Unless you’ve been living under a rock for the past few years, you’ll know just how much politics can affect the markets. Two impactful political events are making themselves felt this week in Japan and New Zealand.
It looks like Japanese Prime Minister Abe learned what not to do from the recent British snap election. May called a snap election with a majority government and managed to slash her majority so badly she could only wobble back into power on the crutches of the ethically-dubious DUP. Abe has clearly taken notes. His snap election of Sunday 22nd resulted in a resounding landslide victory.
Abe has never looked so strong and if the markets like one thing, it’s a stable government. They have so many seats, they no longer need their coalition partners the Liberal Democrats. Economically, we may see increased government spending to fight deflation, especially in defence. Abe believes debt can only be overcome with growth, which goes against the austerity policy of many other countries.
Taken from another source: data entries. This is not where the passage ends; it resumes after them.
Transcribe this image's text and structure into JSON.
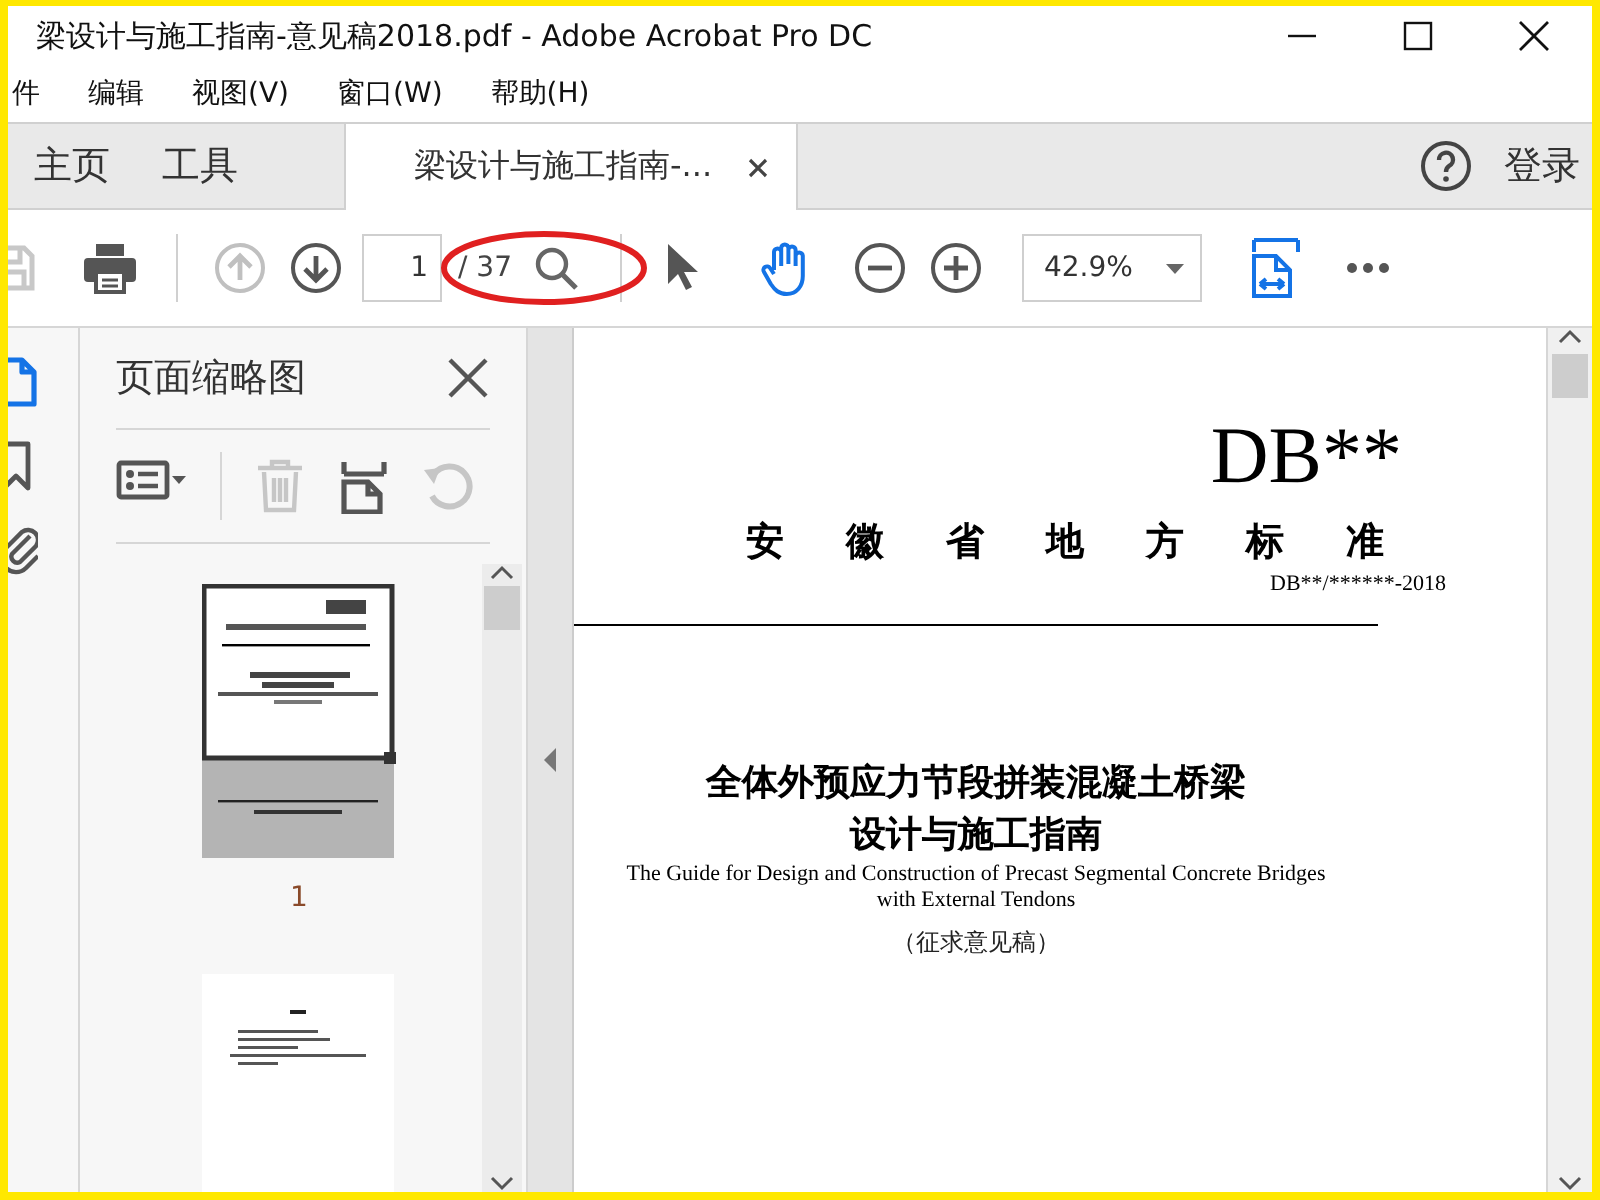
{
  "window": {
    "title": "梁设计与施工指南-意见稿2018.pdf - Adobe Acrobat Pro DC"
  },
  "menu": [
    "件",
    "编辑",
    "视图(V)",
    "窗口(W)",
    "帮助(H)"
  ],
  "tabs": [
    {
      "label": "主页",
      "kind": "home",
      "selected": false
    },
    {
      "label": "工具",
      "kind": "home",
      "selected": false
    },
    {
      "label": "梁设计与施工指南-...",
      "kind": "document",
      "selected": true
    }
  ],
  "sign_in": "登录",
  "toolbar": {
    "save_disabled": true,
    "prev_disabled": true,
    "next_disabled": false,
    "page": "1",
    "page_count": "/ 37",
    "zoom": "42.9%",
    "tools": [
      {
        "kind": "select",
        "selected": false
      },
      {
        "kind": "hand",
        "selected": true
      }
    ]
  },
  "nav_icons": [
    {
      "kind": "pages",
      "selected": true
    },
    {
      "kind": "bookmarks",
      "selected": false
    },
    {
      "kind": "attachments",
      "selected": false
    }
  ],
  "side_panel": {
    "title": "页面缩略图",
    "tools": [
      {
        "kind": "options",
        "disabled": false
      },
      {
        "kind": "delete",
        "disabled": true
      },
      {
        "kind": "extract",
        "disabled": false
      },
      {
        "kind": "rotate",
        "disabled": true
      }
    ],
    "thumbnails": [
      {
        "kind": "cover",
        "label": "1",
        "selected": true
      },
      {
        "kind": "text",
        "selected": false
      }
    ]
  },
  "document": {
    "code": "DB**",
    "issuer": "安徽省地方标准",
    "number": "DB**/******-2018",
    "title_lines": [
      "全体外预应力节段拼装混凝土桥梁",
      "设计与施工指南"
    ],
    "english_lines": [
      "The Guide for Design and Construction of Precast Segmental Concrete Bridges",
      "with External Tendons"
    ],
    "status": "（征求意见稿）"
  }
}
If you cast your minds back, you’ll recall there was an election in New Zealand about a month ago. With no clear victor there has been much political negotiating about who will form a coalition government. In a somewhat surprising turn of events, it is second-place Labour, led by newcomer Jacinda Ardern, who will form an government with minority party NZ First led by Winston Peters. An unnatural combination, it is likely to worry markets, who will have hoped for a return to the steady policies of Bill English’s National party.
Bill English’s National Party might have held on to power and eased market fears, but the forecasts for the Official Cash Rate, due out at 8pm on Wednesday 27th GMT, are less clear.
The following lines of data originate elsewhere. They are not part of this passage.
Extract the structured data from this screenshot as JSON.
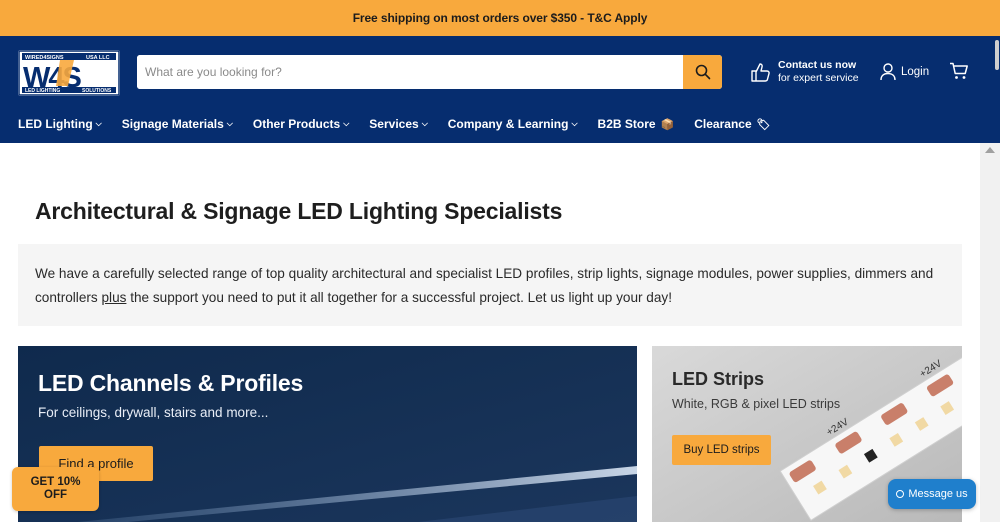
{
  "announcement": "Free shipping on most orders over $350 - T&C Apply",
  "logo": {
    "brand_top_left": "WIRED4SIGNS",
    "brand_top_right": "USA LLC",
    "brand_bottom_left": "LED LIGHTING",
    "brand_bottom_right": "SOLUTIONS",
    "mark": "W4S"
  },
  "search": {
    "placeholder": "What are you looking for?",
    "value": ""
  },
  "contact": {
    "line1": "Contact us now",
    "line2": "for expert service"
  },
  "account": {
    "login_label": "Login"
  },
  "nav": [
    {
      "label": "LED Lighting",
      "dropdown": true
    },
    {
      "label": "Signage Materials",
      "dropdown": true
    },
    {
      "label": "Other Products",
      "dropdown": true
    },
    {
      "label": "Services",
      "dropdown": true
    },
    {
      "label": "Company & Learning",
      "dropdown": true
    },
    {
      "label": "B2B Store",
      "emoji": "📦"
    },
    {
      "label": "Clearance",
      "emoji": "🏷"
    }
  ],
  "main": {
    "title": "Architectural & Signage LED Lighting Specialists",
    "intro_part1": "We have a carefully selected range of top quality architectural and specialist LED profiles, strip lights, signage modules, power supplies, dimmers and controllers ",
    "intro_link": "plus",
    "intro_part2": " the support you need to put it all together for a successful project. Let us light up your day!"
  },
  "cards": [
    {
      "title": "LED Channels & Profiles",
      "subtitle": "For ceilings, drywall, stairs and more...",
      "button": "Find a profile"
    },
    {
      "title": "LED Strips",
      "subtitle": "White, RGB & pixel LED strips",
      "button": "Buy LED strips",
      "strip_label": "+24V"
    }
  ],
  "promo": {
    "line1": "GET 10%",
    "line2": "OFF"
  },
  "chat": {
    "label": "Message us"
  },
  "colors": {
    "accent": "#f8a93d",
    "header_bg": "#062d6f",
    "chat": "#1f7fcc"
  }
}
Many expect the Bank to keep things steady in the current climate, but some argue the weakening currency and gloomy outlook in housing and construction make a rise before the end of the quarter more certain. Standing at 1.75% many feel the exchange rate is going to be crucial for the future direction of the RBNZ Cash Rate.
NZD is a volatile currency that tends to react to global forces. Trump and Kim’s war of words will have cautious investors heading back to safer markets, while China’s economy is a hot topic of debate that could push the Kiwi in a number of directions.
Some headlines are scaremongering that NZD has dropped from a week ago amid fears of weeks of coalition talks with a inward-looking nationalistic party. Bill English’s National party scraped back into power but it is going to be propped up by New Zealand First led by Winston Peters. Their tiny 9 seat party has a disproportionate amount of power under the New Zealand system. Other headlines are brushing it off saying the re-election of English means stability for the country, which the markets are going to like.
For the Euro, there has a been a sigh of relief as Merkel holds on to power for a fourth term. Widely seen as the new leader of the free world and with no other European leaders stepping up to vie for the top spot, it’s what the currency and its economic zone needed. Far-right election gains have been a worry here too, but they’re relegated to lag behind in third place.
Anything involving a vote by the general public can cause unexpected havoc as Brexit and Trump proved last year so markets will likely react positively as it looks like business as usual.
The big contender for Friday’s New Zealand elections is a surprise outsider, Jacinda Ardern. The straight-talking 30-something has challenged patriarchal attitudes winning many supporters along the way since taking control of her party only two months ago. Her centre-left Labour party could cause major upset if they pull off a win against Prime Minister Bill English’s conservative National Party. Pundits are already comparing the 37-year-old to Justin Trudeau of Canada and Emmanuel Macron of France though neither of them face anachronistic questioning about their family plans.
New Zealand’s economy has done well under 9 years of National Party leadership so Ardern’s progressive agenda could ruffle business and banking feathers. Some expect a dip in the currency if her popularity grows amid fears that she will introduce a raft of tax-hikes to fund welfare changes.
For the budgetary minded, GDP figures on Wednesday 20th at 10.45pm, could help sway voters on the fence.